►

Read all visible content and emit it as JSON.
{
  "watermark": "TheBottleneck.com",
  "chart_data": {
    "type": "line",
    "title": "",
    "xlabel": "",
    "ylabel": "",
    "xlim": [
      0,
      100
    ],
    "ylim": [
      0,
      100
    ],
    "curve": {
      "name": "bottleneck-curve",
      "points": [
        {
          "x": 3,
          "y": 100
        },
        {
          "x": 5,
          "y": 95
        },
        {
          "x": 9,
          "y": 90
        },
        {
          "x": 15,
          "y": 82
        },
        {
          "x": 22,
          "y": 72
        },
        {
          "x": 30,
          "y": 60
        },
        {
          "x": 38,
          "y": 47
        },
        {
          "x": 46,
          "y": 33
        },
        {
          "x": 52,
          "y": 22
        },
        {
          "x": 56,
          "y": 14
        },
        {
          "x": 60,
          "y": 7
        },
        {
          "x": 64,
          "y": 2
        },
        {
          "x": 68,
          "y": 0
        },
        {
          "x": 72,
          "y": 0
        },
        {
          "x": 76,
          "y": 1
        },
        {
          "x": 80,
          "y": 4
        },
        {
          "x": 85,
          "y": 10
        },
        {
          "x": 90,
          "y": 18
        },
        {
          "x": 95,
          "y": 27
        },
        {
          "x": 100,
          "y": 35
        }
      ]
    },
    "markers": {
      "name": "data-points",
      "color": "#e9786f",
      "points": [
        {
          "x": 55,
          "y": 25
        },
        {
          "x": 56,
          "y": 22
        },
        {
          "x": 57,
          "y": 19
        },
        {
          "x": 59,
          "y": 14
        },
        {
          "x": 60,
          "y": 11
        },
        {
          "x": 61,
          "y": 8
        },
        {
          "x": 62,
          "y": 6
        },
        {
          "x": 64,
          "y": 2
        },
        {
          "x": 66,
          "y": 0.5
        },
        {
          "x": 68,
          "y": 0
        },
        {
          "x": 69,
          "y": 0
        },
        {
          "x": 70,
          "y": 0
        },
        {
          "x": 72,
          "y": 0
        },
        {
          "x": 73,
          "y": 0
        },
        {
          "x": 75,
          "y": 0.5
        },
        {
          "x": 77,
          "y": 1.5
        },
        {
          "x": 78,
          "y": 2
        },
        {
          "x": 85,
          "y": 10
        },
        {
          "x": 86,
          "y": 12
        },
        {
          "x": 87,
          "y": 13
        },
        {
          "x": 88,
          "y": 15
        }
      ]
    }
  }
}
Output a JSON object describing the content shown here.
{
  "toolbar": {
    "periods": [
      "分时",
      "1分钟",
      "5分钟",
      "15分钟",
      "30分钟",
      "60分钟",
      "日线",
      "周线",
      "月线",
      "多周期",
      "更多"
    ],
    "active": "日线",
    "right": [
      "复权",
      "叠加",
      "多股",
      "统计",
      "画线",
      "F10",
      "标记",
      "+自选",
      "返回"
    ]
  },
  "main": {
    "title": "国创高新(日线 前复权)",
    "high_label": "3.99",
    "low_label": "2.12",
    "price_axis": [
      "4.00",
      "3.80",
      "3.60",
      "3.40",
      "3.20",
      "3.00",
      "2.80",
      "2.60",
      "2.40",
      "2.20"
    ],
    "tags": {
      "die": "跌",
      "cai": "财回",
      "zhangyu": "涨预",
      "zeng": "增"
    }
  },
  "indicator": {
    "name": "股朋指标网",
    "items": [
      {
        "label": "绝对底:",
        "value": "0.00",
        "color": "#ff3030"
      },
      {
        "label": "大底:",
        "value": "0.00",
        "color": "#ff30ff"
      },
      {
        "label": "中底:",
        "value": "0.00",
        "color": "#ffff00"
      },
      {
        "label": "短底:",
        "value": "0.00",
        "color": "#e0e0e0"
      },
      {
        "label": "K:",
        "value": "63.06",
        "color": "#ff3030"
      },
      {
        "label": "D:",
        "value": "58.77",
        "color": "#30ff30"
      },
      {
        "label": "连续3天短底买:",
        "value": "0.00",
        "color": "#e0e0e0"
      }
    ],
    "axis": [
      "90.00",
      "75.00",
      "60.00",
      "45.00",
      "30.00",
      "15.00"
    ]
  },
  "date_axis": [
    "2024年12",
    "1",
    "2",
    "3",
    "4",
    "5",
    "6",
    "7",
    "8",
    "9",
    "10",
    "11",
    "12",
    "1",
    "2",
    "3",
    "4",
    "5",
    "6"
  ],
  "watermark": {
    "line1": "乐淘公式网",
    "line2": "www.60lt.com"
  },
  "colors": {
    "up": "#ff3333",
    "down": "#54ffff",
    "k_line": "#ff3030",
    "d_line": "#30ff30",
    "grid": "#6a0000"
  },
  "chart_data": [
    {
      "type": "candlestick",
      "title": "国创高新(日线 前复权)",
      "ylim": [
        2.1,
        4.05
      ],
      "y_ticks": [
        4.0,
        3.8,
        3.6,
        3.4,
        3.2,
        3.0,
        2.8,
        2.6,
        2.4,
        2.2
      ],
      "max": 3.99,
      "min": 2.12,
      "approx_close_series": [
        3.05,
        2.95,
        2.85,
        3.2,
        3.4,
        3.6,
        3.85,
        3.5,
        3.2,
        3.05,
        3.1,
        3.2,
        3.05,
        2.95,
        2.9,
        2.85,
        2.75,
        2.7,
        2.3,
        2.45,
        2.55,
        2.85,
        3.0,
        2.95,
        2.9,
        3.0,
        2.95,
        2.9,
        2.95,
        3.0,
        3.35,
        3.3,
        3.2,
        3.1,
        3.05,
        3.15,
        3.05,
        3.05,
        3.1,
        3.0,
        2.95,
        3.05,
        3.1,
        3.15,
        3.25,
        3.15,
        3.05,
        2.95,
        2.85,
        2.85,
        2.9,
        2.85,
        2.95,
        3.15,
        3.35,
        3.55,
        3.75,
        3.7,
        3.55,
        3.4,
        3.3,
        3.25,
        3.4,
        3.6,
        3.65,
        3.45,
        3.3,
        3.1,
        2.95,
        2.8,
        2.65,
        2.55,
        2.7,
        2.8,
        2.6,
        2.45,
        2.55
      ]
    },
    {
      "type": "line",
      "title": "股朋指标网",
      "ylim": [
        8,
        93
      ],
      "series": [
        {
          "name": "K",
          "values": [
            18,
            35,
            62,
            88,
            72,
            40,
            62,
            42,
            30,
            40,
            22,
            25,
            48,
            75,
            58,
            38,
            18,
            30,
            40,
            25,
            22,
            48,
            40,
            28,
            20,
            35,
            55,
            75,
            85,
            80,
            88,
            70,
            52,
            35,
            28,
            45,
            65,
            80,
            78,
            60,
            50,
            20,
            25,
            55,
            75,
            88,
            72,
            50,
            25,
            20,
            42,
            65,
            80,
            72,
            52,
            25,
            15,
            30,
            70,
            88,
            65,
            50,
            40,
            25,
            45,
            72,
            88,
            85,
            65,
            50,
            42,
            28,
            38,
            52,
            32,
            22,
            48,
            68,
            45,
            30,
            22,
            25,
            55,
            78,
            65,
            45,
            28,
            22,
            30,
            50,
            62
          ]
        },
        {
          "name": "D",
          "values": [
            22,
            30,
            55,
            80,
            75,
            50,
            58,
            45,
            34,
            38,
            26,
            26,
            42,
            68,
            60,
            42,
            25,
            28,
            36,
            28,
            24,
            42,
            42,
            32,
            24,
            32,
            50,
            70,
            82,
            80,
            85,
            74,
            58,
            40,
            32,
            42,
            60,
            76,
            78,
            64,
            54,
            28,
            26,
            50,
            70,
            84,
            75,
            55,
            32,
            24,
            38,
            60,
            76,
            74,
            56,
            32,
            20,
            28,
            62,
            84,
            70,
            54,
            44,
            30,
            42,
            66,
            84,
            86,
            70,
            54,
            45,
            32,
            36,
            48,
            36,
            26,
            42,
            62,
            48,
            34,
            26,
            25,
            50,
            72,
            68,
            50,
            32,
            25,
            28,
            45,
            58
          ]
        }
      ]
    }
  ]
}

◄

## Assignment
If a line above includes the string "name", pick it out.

## Output below
      "name": "bottleneck-curve",
      "name": "data-points",
    "name": "股朋指标网",
          "name": "K",
          "name": "D",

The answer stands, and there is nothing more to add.